*ABOUT THIS TASK*
Reproduce each line of the following material exactly, omitting the images.

*RECORDS FOR THE TASK*
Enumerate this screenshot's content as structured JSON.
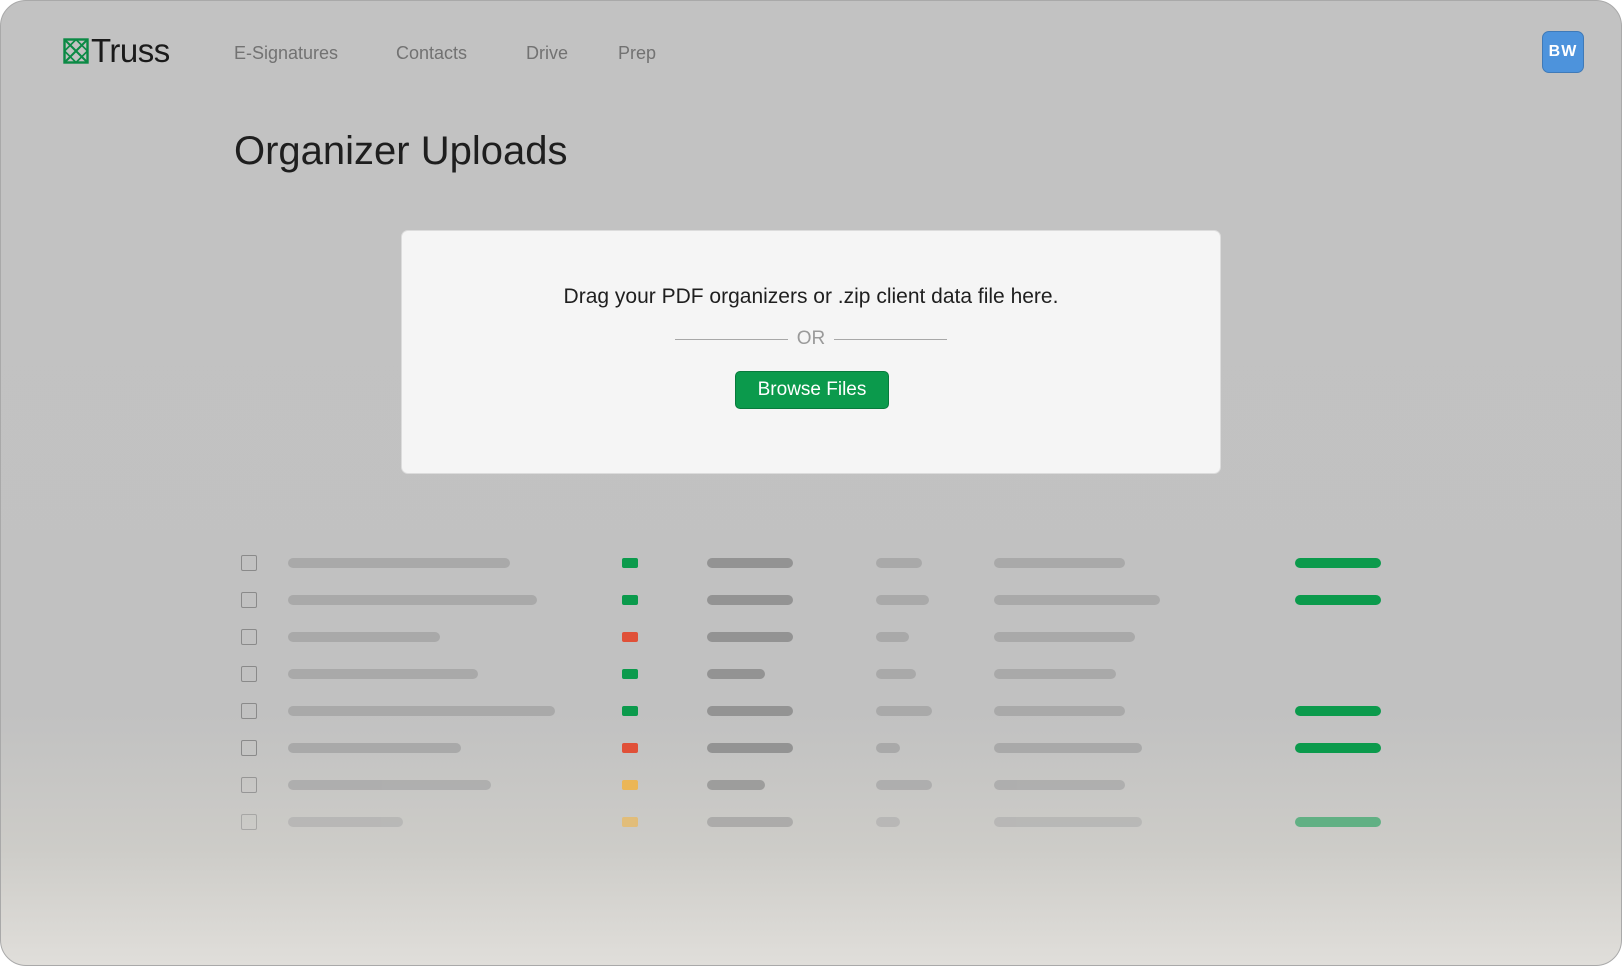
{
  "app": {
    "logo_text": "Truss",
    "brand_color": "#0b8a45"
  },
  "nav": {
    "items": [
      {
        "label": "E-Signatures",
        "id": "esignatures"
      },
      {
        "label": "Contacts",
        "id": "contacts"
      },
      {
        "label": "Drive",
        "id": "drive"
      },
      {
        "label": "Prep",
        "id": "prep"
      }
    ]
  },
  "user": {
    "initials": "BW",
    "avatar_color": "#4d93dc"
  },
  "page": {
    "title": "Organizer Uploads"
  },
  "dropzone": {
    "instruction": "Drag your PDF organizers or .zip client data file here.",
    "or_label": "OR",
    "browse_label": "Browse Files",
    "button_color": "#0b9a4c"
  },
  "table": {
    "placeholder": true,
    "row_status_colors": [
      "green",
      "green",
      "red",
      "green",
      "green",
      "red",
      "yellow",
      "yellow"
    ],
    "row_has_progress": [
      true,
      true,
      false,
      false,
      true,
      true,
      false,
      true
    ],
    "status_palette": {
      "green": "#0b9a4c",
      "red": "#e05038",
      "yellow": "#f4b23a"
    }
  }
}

*EXERCISE RESPONSE*
Enumerate this screenshot's content as structured JSON.
{
  "app": {
    "logo_text": "Truss",
    "brand_color": "#0b8a45"
  },
  "nav": {
    "items": [
      {
        "label": "E-Signatures",
        "id": "esignatures"
      },
      {
        "label": "Contacts",
        "id": "contacts"
      },
      {
        "label": "Drive",
        "id": "drive"
      },
      {
        "label": "Prep",
        "id": "prep"
      }
    ]
  },
  "user": {
    "initials": "BW",
    "avatar_color": "#4d93dc"
  },
  "page": {
    "title": "Organizer Uploads"
  },
  "dropzone": {
    "instruction": "Drag your PDF organizers or .zip client data file here.",
    "or_label": "OR",
    "browse_label": "Browse Files",
    "button_color": "#0b9a4c"
  },
  "table": {
    "placeholder": true,
    "row_status_colors": [
      "green",
      "green",
      "red",
      "green",
      "green",
      "red",
      "yellow",
      "yellow"
    ],
    "row_has_progress": [
      true,
      true,
      false,
      false,
      true,
      true,
      false,
      true
    ],
    "status_palette": {
      "green": "#0b9a4c",
      "red": "#e05038",
      "yellow": "#f4b23a"
    }
  }
}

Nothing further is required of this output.